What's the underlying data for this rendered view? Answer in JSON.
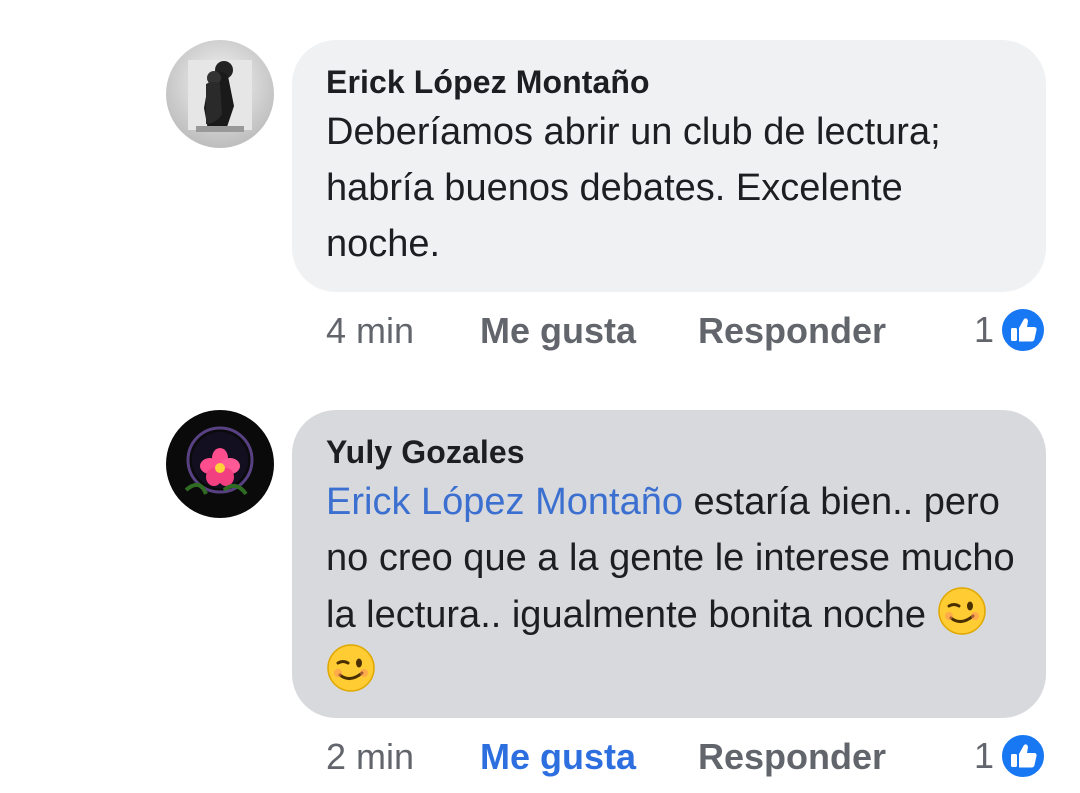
{
  "comments": [
    {
      "author": "Erick López Montaño",
      "text": "Deberíamos abrir un club de lectura; habría buenos debates. Excelente noche.",
      "time": "4 min",
      "like_label": "Me gusta",
      "reply_label": "Responder",
      "reaction_count": "1",
      "liked_by_me": false
    },
    {
      "author": "Yuly Gozales",
      "mention": "Erick López Montaño",
      "text": "estaría bien.. pero no creo que a la gente le interese mucho la lectura.. igualmente bonita noche",
      "emojis": [
        "winking-face",
        "winking-face"
      ],
      "time": "2 min",
      "like_label": "Me gusta",
      "reply_label": "Responder",
      "reaction_count": "1",
      "liked_by_me": true
    }
  ],
  "colors": {
    "bubble_1": "#f0f1f3",
    "bubble_2": "#d8d9dc",
    "mention": "#3b6fd0",
    "like_active": "#2e6fe0",
    "meta_text": "#62666c"
  },
  "icons": {
    "reaction": "like-thumb-icon",
    "emoji": "winking-face-icon"
  }
}
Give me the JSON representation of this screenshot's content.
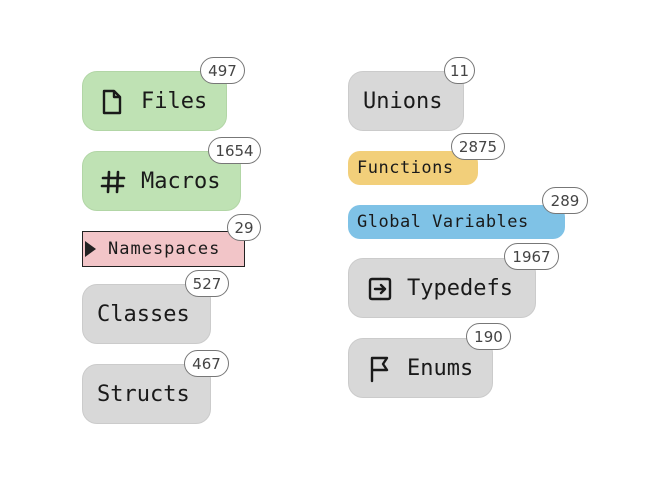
{
  "nodes": {
    "files": {
      "label": "Files",
      "count": "497",
      "icon": "file-icon",
      "color": "#bfe2b4"
    },
    "macros": {
      "label": "Macros",
      "count": "1654",
      "icon": "hash-icon",
      "color": "#bfe2b4"
    },
    "namespaces": {
      "label": "Namespaces",
      "count": "29",
      "icon": "triangle-marker-icon",
      "color": "#f2c5c8"
    },
    "classes": {
      "label": "Classes",
      "count": "527",
      "color": "#d8d8d8"
    },
    "structs": {
      "label": "Structs",
      "count": "467",
      "color": "#d8d8d8"
    },
    "unions": {
      "label": "Unions",
      "count": "11",
      "color": "#d8d8d8"
    },
    "functions": {
      "label": "Functions",
      "count": "2875",
      "color": "#f2cf7a"
    },
    "global_variables": {
      "label": "Global Variables",
      "count": "289",
      "color": "#7fc2e6"
    },
    "typedefs": {
      "label": "Typedefs",
      "count": "1967",
      "icon": "arrow-into-box-icon",
      "color": "#d8d8d8"
    },
    "enums": {
      "label": "Enums",
      "count": "190",
      "icon": "flag-icon",
      "color": "#d8d8d8"
    }
  }
}
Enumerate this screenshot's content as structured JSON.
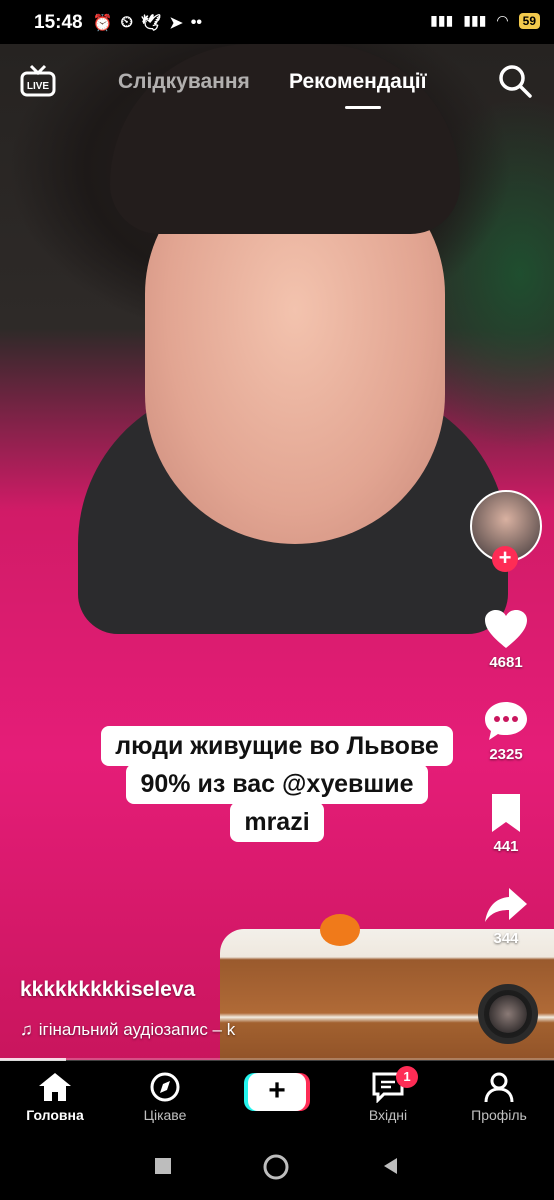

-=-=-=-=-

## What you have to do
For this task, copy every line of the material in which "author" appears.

## Written answer
      "author": "Erick López Montaño",
      "author": "Yuly Gozales",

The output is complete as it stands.